• **Exercise requirements**
Copy out, from the entries below, each line that holds the string "Sabrina".

*** Begin section ***

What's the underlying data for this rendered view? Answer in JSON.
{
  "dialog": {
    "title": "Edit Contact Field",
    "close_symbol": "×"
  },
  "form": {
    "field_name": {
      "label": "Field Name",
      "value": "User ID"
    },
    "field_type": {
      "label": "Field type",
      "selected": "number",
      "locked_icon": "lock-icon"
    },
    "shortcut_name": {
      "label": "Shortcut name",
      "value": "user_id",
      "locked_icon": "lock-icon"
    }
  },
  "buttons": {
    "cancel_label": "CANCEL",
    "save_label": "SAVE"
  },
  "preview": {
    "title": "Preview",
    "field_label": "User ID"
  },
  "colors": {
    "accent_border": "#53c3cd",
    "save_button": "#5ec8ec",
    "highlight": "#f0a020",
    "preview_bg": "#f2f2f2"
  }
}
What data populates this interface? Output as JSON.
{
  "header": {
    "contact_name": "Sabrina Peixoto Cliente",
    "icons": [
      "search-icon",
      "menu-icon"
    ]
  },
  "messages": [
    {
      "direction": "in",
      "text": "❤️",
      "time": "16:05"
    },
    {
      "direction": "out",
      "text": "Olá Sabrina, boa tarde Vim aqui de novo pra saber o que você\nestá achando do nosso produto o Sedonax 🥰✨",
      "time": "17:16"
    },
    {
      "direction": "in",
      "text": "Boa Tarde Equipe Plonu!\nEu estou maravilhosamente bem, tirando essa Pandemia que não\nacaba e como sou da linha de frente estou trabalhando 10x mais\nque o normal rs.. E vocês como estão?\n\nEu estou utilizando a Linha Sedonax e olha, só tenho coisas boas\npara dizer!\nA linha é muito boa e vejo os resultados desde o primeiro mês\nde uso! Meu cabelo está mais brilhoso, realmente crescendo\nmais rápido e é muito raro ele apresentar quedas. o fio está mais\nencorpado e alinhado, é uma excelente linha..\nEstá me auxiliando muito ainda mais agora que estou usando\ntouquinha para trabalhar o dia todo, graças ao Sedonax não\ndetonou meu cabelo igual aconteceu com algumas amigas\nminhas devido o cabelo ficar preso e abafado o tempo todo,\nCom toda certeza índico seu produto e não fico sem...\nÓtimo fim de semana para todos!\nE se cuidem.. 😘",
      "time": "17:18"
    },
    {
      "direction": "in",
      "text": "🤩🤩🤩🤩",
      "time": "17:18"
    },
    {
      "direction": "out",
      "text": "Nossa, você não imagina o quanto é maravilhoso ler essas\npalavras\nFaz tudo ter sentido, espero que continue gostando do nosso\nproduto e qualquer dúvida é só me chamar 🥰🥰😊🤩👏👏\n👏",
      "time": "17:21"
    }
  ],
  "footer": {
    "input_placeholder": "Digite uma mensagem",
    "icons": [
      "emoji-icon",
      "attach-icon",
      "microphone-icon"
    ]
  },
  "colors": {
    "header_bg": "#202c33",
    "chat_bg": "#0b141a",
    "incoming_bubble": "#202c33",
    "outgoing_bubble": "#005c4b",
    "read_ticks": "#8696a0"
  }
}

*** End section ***

• **Solution to this task**
    "contact_name": "Sabrina Peixoto Cliente",
      "text": "Olá Sabrina, boa tarde Vim aqui de novo pra saber o que você\nestá achando do nosso produto o Sedonax 🥰✨",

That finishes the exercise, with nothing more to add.